The 1893 Columbians
$5 - Black or grayish black
No postmark with gum (MH): $750-$1,250
Full perfect gum, no postmark, no trace of stamp hinge mark (MNH): $1,800-$3,250
A quote from "The Stamp Collector" magazine in 1920
"That the Postal Department made a great profit from this issue is more than probable. The stamps were bought in huge numbers by speculators and held for a rise which did not mature. Consequently, the various values, especially the high ones, are frequently offered for sale in a mint condition under face value. As an investment, none should be considered when unused."
Issued: The $5 Columbian was officially was issued on January, 1st 1893, a Sunday, and at Post Offices the following day. The earliest known use of the $5 Columbian is the 6th January, 1892.
Plate Size: Sheets of 200 subjects (2 panes of 100)
Printer: The American Bank Note Company, thereafter, with one exception of the Overun stamps of 1943 all stamps have since been printed by the Bureau of Engraving
Quantity Issued: 27,350 (of which 21,844 were sold)
Color: Black or grayish black.
Usage: The $5 Columbian is often seen on its own on covers, mostly for philatelic use, it is rarely seen in combination with other values. It is often seen with the registered fee cancel.
Interesting Fact: At the time, there was no $5 postal rate and as such the stamp was pointless. It was commonly believed that the stamp was issued for collectors to acquire. This resulted in a huge hue and cry from the stamp collectors, most of whom could not afford the princely sum of $5 to buy this stamp, and thought that the post office was trying to wring money from them. This protest became even louder when the USPS did the same thing with the Trans-Mississippi series and issued a $2 value.
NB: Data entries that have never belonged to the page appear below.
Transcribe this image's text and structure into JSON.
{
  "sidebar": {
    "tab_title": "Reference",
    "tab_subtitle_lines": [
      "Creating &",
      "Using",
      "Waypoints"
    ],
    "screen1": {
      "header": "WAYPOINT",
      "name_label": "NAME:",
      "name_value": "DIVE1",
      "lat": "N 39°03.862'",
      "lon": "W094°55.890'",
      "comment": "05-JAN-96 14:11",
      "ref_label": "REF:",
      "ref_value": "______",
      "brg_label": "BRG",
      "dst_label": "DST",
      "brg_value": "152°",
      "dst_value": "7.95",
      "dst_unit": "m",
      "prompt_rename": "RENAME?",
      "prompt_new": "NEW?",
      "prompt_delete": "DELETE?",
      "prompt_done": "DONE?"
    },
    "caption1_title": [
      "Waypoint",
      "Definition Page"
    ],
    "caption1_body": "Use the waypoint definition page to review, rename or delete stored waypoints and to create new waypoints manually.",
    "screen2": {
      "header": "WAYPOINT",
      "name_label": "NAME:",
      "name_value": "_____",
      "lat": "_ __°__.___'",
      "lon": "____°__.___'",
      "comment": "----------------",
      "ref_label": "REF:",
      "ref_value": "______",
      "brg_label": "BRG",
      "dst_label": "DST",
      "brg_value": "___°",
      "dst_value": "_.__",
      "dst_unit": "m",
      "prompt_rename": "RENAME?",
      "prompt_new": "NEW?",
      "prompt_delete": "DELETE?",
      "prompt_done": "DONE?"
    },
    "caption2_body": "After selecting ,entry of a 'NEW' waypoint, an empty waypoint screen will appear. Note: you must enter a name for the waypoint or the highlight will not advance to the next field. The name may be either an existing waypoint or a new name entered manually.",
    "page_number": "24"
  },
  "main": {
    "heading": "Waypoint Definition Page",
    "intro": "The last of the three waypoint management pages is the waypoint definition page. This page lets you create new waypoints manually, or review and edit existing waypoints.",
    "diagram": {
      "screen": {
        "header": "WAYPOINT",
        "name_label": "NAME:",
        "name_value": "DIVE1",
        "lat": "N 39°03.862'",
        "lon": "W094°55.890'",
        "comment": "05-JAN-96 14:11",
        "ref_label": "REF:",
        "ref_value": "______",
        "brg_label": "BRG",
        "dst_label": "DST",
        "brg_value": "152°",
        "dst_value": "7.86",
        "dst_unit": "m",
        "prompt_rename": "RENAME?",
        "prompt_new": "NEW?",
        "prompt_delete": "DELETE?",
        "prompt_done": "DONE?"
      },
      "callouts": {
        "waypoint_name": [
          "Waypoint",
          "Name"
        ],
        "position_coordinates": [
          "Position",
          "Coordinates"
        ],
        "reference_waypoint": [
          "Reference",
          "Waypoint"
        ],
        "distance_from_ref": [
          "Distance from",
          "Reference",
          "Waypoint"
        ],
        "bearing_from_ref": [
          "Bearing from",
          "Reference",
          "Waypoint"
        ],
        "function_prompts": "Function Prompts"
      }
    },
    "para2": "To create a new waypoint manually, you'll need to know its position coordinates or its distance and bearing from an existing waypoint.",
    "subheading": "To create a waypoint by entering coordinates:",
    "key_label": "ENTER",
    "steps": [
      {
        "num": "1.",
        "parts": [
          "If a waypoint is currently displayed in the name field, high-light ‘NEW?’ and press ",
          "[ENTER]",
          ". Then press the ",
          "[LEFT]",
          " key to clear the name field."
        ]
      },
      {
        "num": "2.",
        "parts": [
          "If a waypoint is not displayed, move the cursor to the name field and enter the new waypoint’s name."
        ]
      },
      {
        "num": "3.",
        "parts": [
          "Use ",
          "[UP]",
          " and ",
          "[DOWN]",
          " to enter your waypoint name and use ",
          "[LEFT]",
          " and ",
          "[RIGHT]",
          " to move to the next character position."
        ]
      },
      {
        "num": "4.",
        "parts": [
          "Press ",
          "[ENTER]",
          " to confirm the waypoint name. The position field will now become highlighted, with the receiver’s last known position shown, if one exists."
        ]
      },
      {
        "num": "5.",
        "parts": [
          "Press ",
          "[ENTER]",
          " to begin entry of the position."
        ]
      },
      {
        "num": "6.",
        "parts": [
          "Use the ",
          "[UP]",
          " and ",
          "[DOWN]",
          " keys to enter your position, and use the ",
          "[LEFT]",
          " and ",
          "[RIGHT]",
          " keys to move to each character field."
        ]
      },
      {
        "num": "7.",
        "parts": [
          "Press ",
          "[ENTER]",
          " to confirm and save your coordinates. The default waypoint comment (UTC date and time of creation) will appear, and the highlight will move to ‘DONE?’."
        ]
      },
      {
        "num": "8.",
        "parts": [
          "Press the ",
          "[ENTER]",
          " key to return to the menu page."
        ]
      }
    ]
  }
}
In the end the stamp sold very well and the price tripled very quickly based on speculation. As in all speculation, what comes up comes down and by 1895 they were being dumped, even at prices below face. One side effect of this dumping is that it depressed the demand for the $5 bureau issued this year, making this stamp far more scarce than the $5 Columbian.
The Inspiration for the Design
The source for the design was the 1892-1893 Columbian Exposition Half Dollar designed by Olin L. Warner who based his design on a medal that had been struck in Madrid.
What you should look for
As with all the values of this issue, look for Columbian Expo cancels or on a Columbian Expo cover, they increase the value of the stamp or cover. Any stamp is more desirable with a clean cancel, preferably a town cancel, heavy cancels can detract from the value and are common on this value.
Occasionally postmarks from states that had tiny amounts of mail in this year can add to the value. This is particularly true of Alaska and the Territories. For a list of the number of stamps issued by each state in the year ending 30th June 1894 click here.
Varieties to look for
Any Columbian stamp with an exposition cancel
The Essay's and Proofs
Large Die Proof (252P1)
Plate Proof on India (245P2)
In 1993, on the 100th anniv. of the Columbian stamp
the post office issued a Commemorative Stamp Panel
for all the demoniations, the $5 panel is shown above